To figure out how the opioid epidemic ballooned—swiftly engulfing Virginians of all ages, races, and classes—Macy traces the epidemic back to 1996, with the introduction by Purdue Pharma of a time-released painkilling “wonderdrug” called OxyContin. According to disingenuous marketing, for which the pharmaceutical giant was (eventually) successfully sued, only 1 percent of users would be susceptible to OxyContin addiction and abuse. Purdue deployed an army of aggressive sales reps to ram that message down prescribers’ throats.

“If a doctor was already prescribing lots of Percocet and Vicodin, a rep was sent out to deliver a pitch about OxyContin’s potency and longer-lasting action,” Macy writes. “The higher the decile—a term reps use as a predictor of a doctor’s potential for prescribing whatever drug they’re hawking—the more visits that doctor received form a rep, who often brought along ‘reminders’ such as OxyContin-branded clocks for the exam-room walls.”

Branded clocks, pens, trips to Florida—drug reps even sponsored one mercenary doctor’s daughter’s birthday party—inspired too many physicians to overprescribe a drug deemed “safe” for use by patients young and old.

“In this country, we’re so enamored of a pill to solve every ill,” says Macy, who was prescribed 15 oxycodone for abdominal surgery just last year (she took only two). “We don’t know how to deal with pain anymore.
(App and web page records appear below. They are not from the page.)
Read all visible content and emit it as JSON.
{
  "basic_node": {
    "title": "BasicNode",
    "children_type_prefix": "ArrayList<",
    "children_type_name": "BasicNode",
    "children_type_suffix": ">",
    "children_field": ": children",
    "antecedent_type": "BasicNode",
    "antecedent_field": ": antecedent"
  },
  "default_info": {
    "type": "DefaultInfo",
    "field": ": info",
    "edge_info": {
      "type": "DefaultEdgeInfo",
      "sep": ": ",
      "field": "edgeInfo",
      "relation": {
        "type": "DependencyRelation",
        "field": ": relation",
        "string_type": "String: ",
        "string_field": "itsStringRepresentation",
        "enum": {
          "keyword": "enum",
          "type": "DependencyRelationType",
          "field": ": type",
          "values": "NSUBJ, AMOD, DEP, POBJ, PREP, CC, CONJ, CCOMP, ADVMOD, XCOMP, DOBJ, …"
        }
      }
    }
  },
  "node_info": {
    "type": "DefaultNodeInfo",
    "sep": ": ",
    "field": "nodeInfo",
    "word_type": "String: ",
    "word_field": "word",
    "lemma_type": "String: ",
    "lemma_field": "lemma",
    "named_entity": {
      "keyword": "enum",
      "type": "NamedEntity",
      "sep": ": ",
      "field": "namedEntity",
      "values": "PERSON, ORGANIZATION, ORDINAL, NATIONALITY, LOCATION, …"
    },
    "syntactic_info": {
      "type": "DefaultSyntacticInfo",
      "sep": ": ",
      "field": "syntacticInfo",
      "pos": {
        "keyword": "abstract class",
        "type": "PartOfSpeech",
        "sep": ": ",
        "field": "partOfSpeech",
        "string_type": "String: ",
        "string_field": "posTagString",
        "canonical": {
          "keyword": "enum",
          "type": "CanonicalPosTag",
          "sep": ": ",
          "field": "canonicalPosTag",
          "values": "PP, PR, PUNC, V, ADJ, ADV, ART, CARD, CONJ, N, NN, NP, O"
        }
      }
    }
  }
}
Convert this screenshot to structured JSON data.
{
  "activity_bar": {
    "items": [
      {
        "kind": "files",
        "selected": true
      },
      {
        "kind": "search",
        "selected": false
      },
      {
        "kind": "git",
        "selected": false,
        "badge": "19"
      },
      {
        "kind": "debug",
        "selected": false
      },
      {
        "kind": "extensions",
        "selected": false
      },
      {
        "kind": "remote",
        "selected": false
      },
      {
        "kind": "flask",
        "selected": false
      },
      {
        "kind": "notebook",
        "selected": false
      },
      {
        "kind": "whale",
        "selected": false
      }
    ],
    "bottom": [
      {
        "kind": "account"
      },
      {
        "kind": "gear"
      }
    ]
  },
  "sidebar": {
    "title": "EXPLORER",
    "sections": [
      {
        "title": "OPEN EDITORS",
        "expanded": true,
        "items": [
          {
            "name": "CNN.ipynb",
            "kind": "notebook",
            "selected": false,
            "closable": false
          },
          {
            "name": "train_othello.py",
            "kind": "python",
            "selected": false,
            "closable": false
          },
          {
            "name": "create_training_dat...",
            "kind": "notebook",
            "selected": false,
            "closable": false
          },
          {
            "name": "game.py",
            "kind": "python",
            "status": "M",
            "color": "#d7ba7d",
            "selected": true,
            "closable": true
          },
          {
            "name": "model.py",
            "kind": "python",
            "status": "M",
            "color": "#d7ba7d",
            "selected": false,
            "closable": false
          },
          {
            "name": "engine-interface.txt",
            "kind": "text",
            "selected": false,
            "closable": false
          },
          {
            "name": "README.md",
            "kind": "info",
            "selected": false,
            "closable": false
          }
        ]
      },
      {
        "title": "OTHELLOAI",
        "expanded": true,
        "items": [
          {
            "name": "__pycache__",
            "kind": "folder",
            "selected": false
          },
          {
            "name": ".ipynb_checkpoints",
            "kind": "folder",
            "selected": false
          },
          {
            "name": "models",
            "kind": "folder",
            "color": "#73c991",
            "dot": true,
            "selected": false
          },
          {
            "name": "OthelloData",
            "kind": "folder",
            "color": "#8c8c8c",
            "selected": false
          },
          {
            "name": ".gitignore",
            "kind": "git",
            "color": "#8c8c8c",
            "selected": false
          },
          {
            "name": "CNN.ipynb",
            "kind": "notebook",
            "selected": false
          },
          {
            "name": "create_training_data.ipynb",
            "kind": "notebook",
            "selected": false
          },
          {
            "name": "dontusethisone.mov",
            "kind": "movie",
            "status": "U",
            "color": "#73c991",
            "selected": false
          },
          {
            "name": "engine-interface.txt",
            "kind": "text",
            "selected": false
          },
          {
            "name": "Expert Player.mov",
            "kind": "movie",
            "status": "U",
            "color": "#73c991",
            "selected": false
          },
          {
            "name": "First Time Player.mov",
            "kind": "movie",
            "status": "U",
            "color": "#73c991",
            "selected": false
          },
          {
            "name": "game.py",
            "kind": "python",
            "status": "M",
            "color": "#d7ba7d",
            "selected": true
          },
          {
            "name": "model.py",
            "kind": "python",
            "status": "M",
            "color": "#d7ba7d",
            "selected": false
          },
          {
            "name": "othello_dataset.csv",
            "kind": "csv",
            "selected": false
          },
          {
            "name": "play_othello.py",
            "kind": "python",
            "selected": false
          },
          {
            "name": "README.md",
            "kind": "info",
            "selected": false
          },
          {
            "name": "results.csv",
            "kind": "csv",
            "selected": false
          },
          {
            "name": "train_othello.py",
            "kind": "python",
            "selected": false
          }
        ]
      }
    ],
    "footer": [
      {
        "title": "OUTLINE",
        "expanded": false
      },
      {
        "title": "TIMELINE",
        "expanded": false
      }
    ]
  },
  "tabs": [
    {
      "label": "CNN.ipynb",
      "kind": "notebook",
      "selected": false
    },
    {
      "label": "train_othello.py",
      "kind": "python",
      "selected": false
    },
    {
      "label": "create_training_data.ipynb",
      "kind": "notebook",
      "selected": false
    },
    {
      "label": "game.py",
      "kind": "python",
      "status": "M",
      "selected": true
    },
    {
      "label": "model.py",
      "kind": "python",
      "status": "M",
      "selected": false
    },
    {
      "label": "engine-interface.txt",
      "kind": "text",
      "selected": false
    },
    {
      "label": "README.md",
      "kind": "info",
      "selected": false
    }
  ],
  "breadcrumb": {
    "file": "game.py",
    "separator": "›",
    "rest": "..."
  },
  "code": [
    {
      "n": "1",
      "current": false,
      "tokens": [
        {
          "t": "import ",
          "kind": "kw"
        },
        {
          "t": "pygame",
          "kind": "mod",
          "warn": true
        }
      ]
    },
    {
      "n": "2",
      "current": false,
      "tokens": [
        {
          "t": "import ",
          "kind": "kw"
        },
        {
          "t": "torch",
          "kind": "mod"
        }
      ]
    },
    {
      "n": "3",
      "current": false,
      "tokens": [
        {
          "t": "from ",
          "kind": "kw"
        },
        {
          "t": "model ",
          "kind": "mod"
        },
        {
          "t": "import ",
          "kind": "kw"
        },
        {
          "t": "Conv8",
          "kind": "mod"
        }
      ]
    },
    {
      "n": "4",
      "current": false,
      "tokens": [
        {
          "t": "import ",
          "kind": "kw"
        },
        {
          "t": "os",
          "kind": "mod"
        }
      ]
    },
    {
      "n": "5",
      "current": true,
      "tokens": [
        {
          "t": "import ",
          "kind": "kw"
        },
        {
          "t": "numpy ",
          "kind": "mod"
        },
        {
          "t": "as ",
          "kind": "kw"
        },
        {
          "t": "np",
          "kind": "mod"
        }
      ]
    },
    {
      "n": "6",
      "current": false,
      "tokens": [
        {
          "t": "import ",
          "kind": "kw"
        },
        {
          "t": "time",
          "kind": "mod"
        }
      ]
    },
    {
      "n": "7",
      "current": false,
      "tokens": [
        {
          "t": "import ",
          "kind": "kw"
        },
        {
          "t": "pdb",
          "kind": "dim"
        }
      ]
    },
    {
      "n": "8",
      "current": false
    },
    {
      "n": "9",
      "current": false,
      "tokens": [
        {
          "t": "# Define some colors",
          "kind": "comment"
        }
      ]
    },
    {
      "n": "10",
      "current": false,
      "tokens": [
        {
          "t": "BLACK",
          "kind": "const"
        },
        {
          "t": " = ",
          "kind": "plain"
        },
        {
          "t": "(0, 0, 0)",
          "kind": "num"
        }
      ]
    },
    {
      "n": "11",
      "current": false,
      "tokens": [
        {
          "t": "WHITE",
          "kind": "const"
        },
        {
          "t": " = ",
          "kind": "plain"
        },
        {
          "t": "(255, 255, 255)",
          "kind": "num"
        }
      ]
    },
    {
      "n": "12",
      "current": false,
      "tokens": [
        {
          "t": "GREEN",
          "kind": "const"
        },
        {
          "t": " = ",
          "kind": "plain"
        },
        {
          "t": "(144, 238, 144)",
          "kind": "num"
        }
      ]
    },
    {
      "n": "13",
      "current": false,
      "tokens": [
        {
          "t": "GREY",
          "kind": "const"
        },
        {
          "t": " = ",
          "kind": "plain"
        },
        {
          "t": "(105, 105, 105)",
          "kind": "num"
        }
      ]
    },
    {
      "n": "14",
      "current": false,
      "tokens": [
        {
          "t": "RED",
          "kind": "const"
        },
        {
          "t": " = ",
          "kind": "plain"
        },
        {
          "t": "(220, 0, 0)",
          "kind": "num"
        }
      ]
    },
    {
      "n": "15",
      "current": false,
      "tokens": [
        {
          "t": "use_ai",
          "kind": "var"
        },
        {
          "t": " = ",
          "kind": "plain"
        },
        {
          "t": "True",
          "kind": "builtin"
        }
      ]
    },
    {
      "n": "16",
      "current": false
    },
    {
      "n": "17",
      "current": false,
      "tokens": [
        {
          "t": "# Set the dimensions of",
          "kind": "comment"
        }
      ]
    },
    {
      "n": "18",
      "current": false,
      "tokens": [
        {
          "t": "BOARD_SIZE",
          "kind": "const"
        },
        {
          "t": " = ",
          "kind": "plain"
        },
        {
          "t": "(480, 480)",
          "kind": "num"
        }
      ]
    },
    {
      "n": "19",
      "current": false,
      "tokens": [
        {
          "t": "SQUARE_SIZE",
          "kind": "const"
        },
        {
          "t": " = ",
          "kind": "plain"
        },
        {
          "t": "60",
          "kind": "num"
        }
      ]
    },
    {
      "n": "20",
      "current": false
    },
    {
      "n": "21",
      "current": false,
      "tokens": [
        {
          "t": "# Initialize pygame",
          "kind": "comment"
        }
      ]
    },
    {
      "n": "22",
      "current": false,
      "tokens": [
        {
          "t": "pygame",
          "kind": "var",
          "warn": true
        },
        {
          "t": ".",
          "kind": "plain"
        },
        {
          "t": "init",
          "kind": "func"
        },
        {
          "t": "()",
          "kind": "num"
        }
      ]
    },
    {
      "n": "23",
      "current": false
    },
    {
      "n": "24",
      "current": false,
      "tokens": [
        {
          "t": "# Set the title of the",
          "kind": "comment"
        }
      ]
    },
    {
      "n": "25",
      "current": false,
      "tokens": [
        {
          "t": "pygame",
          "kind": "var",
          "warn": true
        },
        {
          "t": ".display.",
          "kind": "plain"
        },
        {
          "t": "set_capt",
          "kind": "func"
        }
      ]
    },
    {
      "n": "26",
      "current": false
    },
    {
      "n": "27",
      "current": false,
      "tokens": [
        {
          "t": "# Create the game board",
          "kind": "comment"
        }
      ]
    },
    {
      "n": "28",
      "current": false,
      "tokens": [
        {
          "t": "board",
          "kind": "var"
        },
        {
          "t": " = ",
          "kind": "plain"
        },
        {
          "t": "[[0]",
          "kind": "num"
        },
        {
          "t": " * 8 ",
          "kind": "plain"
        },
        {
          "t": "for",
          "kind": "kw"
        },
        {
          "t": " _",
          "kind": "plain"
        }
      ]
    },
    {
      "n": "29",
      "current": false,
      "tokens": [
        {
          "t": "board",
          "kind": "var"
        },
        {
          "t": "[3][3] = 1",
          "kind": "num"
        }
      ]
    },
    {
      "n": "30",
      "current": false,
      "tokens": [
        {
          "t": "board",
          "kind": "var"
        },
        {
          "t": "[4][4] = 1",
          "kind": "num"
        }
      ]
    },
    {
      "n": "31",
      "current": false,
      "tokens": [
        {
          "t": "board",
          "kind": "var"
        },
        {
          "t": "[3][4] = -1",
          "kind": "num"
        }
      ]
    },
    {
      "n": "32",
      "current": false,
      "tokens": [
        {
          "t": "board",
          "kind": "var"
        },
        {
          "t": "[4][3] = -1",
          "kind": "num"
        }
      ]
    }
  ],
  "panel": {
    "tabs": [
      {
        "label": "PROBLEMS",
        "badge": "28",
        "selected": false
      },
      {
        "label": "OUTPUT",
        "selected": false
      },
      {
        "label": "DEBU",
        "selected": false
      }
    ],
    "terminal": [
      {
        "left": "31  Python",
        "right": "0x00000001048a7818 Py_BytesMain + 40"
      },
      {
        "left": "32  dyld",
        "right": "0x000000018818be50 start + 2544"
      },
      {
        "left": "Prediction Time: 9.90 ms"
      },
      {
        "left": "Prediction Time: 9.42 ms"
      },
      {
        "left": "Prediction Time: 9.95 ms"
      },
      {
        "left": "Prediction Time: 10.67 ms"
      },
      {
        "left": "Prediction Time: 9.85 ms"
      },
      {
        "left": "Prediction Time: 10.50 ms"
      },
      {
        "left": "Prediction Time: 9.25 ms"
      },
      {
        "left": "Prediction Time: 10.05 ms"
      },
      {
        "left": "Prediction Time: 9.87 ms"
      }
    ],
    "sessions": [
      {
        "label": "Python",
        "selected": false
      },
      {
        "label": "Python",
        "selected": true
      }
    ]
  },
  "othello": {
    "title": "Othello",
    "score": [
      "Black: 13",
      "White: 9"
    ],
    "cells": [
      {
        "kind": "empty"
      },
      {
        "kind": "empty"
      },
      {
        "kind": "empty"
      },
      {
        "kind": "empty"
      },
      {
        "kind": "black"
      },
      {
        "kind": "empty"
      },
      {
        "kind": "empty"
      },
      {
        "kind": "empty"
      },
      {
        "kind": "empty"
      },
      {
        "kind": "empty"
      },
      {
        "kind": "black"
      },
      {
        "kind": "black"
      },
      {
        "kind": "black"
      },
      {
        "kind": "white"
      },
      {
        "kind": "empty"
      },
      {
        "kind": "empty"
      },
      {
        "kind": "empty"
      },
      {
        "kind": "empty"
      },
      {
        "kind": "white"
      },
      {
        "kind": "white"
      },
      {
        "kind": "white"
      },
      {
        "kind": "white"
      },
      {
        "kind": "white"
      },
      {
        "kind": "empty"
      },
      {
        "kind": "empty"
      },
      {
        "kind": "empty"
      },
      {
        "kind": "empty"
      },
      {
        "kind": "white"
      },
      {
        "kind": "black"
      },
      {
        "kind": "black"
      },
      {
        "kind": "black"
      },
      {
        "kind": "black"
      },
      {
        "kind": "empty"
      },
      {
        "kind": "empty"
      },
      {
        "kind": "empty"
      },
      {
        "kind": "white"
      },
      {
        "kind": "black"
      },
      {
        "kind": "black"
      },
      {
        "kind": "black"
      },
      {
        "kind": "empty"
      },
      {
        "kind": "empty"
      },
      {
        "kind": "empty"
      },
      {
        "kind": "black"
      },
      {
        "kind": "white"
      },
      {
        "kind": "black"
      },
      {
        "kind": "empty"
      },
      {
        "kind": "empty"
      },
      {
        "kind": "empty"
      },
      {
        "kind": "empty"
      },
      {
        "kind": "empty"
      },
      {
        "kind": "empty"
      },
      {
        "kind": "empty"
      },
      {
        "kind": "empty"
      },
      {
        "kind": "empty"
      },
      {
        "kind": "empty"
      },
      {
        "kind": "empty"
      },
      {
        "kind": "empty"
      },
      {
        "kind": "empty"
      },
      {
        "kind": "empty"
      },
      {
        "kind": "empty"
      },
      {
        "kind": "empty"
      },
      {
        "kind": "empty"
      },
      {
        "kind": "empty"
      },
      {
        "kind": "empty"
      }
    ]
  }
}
Pain is just part of life. [We need to return to] the mindset of, ‘I had surgery, I should feel some pain in my abdomen, right?’ Because all the data shows, in the long run, [opiods] don’t help” and actually promote hyperalgesia, an exaggerated sensitivity to pain.

Once addicted, most people will do anything to avoid dopesickness. So when the prescriptions run out, they steal or turn to drug dealers like Ronnie Jones, the man Macy credits, in part, with flooding the Shenandoah Valley with cut-rate heroin circa 2012. (Her six-hour interview with Jones, from Hazelton Federal Correctional Institution, where he’s currently serving a 23-year sentence, further complicates the story.)

Dopesick cover As the subtitle suggests, Jones and others—the Dealers, Doctors, and the Drug Company That Addicted America get their excoriating due, but they’re not the main focus of this “urgent, eye-opening look at a problem that promises to grow much worse in the face of inaction and indifference,” as Kirkus calls Dopesick in a starred review.

“The only way I could stand to live in this story was to focus on the people fighting back,” she says, heralding activists, law enforcement officials, EMTs, physicians who get waivered to prescribe medication-assisted therapy (MAT) for opioid-dependent patients, founders of local syringe-exchange programs, and others working together, in Virginia and beyond, to combat the scourge and stigma of opioid addiction in their communities. “Those were my beacons.

“The statistics say now over half of Americans know somebody or have somebody in their family” who is opioid-dependent or has died an opioid-related death,” Macy says. (That’s 56 percent of Americans living in the aftermath of 300,000 deaths in the last 15 years, with 300,000 more predicted in the next five.) “When you’re in that lucky other half and don’t know anybody, I mean...chances are that, one day, you will. You’re going to need to understand how we got here and what we can do. We all need to be vigilant about our health care, our families, and our children.”

Megan Labrise is a staff writer and co-host of the Fully Booked podcast.